AI Use Case: Enhancing Clinical Trial Recruitment in Inflammatory Bowel Disease

Gastrointestinal endoscopy is an example of a field that is poised to benefit from the power of AI to improve patient care, drug development and clinical workflows. For several reasons, GI practitioners have seen fewer advances from precision medicine technologies compared to those who treat other serious illnesses, such as oncologists and infectious disease specialists.

Early on, Iterative Scopes identified the subjective nature of endoscopic readings as a challenge both for drug developers and clinicians, and recognized the potential of AI to transform gastroenterology, when applied to specific use cases. We chose to prioritize inflammatory bowel disease (IBD), a chronic, debilitating, and common condition, which affects more than 3 million people in the United States alone. We identified clinical trial recruitment as a key hurdle for pharmaceutical companies and clinical researchers working on improving drug development for IBD.

The variability and subjectivity of endoscopic disease scoring used by referring physicians to identify patients who are eligible for IBD clinical trials creates a time-consuming challenge for both the referring clinicians and pharmaceutical companies developing new drugs. Iterative Scopes believes that AI could be used to improve the enrollment process for IBD clinical trials, and ultimately to build entirely new endpoints for evaluating drugs in effectiveness in IBD drug development. Our computational software automates interpretation of colonoscopy images and videos, enabling clinical trial investigators to arrive at standardized endoscopic disease scores for individual patients.

That said, the sophisticated computational powers needed to extract, manage, and interpret data are critical to successful application of AI, but insufficient on their own to change the paradigm of care and are increasingly commoditized. Companies with the resources and expertise can now create high-quality annotated training datasets from widely available, off-the-shelf hardware. While the quality of datasets that are the foundation for training algorithms has come under scrutiny, these challenges can be addressed through compliance with well-established industry protocols for validating AI models and the dedication of appropriate resources.

More challenging is combining the collective components needed to gain the trust of stakeholders who contribute to, and also benefit from, AI-driven advances in clinical trial design. Companies that take this kind of holistic approach to improving the drug development process will be able to differentiate themselves. Iterative Scopes, for example, has made it a priority to form partnerships with leading GI organizations, providing unparalleled access to robust, curated datasets, which can power the quality and scope of its AI-driven software.

At the same time, pharmaceutical companies are understandably reluctant to share their valuable, proprietary R&D data.
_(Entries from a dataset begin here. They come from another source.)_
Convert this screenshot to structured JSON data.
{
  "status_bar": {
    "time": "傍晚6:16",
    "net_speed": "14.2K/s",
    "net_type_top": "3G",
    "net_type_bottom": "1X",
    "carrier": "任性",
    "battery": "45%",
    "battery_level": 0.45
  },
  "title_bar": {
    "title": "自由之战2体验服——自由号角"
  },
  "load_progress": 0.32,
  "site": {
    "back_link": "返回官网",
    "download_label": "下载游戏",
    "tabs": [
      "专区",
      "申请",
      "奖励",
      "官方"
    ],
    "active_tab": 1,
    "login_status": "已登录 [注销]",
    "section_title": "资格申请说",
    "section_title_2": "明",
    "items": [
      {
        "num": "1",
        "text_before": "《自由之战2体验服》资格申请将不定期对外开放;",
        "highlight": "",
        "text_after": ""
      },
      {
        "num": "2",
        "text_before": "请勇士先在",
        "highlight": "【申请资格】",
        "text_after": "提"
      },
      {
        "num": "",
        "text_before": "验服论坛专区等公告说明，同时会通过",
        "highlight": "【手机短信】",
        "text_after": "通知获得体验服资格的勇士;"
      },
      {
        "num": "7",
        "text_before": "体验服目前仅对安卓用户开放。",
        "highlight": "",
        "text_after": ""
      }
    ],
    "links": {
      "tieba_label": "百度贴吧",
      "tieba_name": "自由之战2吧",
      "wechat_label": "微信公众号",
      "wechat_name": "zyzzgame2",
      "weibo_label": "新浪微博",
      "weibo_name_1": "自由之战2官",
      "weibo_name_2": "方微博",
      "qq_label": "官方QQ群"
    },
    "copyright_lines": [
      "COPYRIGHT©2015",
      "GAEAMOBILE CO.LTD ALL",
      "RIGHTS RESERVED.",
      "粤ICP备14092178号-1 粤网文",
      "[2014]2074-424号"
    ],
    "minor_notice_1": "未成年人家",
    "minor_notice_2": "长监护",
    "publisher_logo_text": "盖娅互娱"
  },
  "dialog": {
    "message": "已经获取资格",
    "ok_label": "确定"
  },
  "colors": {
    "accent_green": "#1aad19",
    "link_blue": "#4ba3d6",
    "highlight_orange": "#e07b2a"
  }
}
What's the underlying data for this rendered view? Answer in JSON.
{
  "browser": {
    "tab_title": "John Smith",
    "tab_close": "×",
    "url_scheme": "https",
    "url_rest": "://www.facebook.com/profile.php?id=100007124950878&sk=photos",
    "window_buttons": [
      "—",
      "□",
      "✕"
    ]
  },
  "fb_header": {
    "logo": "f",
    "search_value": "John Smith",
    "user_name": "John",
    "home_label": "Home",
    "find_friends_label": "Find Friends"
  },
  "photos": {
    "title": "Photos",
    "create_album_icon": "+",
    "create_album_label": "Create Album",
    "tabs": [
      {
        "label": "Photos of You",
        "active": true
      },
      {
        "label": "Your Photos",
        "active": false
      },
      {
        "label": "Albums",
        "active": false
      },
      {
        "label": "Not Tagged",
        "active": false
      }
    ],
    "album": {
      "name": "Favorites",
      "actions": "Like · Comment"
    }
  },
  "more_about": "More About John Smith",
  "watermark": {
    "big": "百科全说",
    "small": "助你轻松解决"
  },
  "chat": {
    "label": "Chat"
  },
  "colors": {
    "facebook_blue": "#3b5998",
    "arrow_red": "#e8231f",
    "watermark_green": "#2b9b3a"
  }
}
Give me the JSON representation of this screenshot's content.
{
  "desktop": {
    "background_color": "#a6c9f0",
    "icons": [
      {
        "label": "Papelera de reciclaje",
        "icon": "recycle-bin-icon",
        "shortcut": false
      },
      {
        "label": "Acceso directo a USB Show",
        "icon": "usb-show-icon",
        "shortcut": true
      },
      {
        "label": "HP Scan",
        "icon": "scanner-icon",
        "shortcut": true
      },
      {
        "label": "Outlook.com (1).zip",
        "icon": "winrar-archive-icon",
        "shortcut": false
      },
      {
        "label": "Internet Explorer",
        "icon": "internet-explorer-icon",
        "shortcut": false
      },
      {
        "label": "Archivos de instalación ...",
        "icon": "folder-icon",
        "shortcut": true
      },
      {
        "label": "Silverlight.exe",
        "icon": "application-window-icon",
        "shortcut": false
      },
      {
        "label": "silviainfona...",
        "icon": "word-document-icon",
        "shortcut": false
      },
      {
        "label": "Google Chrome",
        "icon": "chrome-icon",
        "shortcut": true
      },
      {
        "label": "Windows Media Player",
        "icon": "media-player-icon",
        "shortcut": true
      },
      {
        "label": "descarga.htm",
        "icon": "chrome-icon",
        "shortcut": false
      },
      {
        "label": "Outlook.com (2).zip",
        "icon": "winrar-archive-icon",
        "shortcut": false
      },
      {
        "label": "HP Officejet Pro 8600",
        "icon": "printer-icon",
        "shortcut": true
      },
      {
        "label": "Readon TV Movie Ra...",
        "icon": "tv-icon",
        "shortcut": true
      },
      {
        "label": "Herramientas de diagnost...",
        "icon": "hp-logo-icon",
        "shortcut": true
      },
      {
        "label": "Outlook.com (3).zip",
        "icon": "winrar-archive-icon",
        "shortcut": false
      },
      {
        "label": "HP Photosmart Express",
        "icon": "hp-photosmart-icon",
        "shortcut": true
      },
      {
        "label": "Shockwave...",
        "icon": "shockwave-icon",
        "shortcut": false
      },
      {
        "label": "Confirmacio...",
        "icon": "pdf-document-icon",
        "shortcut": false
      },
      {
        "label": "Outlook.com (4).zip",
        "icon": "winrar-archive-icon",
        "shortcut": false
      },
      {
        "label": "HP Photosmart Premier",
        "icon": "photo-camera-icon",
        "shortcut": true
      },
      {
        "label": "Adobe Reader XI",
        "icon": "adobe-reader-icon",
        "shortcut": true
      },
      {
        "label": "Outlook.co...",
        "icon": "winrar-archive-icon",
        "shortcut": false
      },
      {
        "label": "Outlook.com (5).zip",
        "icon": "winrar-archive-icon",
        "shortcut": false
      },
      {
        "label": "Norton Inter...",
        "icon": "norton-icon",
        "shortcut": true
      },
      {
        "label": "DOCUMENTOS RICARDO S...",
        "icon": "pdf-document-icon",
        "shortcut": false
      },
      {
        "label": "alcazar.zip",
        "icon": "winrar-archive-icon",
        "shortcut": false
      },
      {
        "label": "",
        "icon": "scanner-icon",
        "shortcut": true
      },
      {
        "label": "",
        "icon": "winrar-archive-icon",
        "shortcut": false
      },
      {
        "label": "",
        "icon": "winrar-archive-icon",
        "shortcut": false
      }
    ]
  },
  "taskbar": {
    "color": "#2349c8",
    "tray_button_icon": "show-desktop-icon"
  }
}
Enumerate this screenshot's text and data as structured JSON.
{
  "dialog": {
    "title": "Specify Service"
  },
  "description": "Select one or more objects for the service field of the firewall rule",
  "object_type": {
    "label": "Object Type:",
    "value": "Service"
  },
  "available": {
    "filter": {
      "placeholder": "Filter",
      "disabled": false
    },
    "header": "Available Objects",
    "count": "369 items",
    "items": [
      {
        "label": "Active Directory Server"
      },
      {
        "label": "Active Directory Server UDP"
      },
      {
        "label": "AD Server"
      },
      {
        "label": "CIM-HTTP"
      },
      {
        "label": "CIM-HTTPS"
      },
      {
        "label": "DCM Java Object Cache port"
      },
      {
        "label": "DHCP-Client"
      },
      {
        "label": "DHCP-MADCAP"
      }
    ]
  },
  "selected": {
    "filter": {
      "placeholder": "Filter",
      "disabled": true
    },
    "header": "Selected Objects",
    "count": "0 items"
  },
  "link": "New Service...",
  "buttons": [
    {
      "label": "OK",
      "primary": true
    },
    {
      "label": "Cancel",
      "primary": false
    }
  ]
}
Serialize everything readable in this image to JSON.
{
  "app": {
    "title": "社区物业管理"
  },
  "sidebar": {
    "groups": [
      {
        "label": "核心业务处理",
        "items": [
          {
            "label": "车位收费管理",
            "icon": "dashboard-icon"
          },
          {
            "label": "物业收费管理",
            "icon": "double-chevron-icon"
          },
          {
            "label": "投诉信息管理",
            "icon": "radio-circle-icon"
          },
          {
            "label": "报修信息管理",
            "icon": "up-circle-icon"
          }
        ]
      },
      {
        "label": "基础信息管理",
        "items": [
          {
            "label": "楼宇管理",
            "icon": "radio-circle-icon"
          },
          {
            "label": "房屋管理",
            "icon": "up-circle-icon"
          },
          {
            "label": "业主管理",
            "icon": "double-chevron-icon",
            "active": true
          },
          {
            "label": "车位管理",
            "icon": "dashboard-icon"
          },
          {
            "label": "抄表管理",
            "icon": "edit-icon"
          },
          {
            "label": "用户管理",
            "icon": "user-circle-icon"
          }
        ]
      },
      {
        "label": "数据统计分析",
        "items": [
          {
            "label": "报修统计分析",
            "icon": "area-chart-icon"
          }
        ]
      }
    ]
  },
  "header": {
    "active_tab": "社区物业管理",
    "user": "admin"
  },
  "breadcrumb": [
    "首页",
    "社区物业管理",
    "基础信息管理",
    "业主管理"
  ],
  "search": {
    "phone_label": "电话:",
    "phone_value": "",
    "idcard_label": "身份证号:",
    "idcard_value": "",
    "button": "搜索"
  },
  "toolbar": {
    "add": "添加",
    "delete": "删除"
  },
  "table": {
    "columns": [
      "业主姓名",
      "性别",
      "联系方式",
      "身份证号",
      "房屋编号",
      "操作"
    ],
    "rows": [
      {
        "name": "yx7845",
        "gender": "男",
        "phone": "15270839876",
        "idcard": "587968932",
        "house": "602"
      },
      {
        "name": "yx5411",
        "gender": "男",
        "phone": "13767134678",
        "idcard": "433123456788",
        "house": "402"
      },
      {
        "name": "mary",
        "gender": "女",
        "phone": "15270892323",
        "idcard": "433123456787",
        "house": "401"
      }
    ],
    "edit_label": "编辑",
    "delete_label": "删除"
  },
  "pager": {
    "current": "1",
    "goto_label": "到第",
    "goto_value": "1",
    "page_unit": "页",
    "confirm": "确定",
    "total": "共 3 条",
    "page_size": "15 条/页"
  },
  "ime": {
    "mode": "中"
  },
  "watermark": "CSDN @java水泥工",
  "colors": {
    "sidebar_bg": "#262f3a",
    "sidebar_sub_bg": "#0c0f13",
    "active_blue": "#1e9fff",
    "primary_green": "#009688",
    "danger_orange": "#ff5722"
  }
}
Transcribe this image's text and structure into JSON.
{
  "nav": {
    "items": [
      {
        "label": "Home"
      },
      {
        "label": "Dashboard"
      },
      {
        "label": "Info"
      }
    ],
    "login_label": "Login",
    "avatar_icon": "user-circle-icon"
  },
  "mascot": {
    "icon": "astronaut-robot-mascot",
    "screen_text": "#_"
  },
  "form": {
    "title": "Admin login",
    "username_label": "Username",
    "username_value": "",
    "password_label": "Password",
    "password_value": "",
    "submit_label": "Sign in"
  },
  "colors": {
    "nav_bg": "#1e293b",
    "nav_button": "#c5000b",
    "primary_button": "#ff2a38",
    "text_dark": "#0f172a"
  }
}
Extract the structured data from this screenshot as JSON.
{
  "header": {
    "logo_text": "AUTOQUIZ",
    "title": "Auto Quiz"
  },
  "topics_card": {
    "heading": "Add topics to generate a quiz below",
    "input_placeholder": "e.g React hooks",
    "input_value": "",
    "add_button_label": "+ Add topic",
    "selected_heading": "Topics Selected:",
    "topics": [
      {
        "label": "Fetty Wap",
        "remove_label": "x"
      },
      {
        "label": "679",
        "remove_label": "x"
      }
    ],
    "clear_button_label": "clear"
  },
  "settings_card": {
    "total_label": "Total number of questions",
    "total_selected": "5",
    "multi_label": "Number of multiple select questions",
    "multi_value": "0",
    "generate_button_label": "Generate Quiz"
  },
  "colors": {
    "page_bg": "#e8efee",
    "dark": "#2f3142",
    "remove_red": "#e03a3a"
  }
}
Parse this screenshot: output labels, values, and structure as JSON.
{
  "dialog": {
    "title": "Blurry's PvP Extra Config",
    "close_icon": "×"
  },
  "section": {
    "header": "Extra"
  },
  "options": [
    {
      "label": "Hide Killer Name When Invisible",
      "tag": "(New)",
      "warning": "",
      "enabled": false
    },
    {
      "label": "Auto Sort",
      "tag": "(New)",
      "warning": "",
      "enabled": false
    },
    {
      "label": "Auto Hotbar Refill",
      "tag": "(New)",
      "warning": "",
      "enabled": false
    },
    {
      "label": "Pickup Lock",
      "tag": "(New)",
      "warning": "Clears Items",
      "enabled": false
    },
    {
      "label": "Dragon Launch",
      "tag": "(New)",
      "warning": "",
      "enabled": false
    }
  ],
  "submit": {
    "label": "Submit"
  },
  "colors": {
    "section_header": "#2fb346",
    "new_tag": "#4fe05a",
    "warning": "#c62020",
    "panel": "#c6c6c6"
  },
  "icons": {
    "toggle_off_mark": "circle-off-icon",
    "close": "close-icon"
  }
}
But their input is critical, partly because that information is necessary to inform the training datasets that are the foundation of accurate algorithms. However, this approach requires a shift in traditional thinking about clinical trials and how to bring drugs to market. Inability to acknowledge these links could delay the development of more informative clinical trials, and raises questions about the most effective ways to harness the data necessary to inform algorithmic models.

AI and computer vision-driven algorithms can bring objectivity and speed to the drug development process by offering pharmaceutical sponsors more precise, quantifiable (and therefore objective) clinical endpoints by which to evaluate drug candidates. The ability to assemble a comprehensive ecosystem that enables development of high-quality AI-driven solutions to key challenges in drug development will differentiate successful players in this field.

Brice Wu is CPO and SVP Engineering at Iterative Scopes, a Cambridge, MA-based company that was spun out of MIT in 2017 and is a pioneer in the application of AI/ ML-based precision medicine to gastroenterology.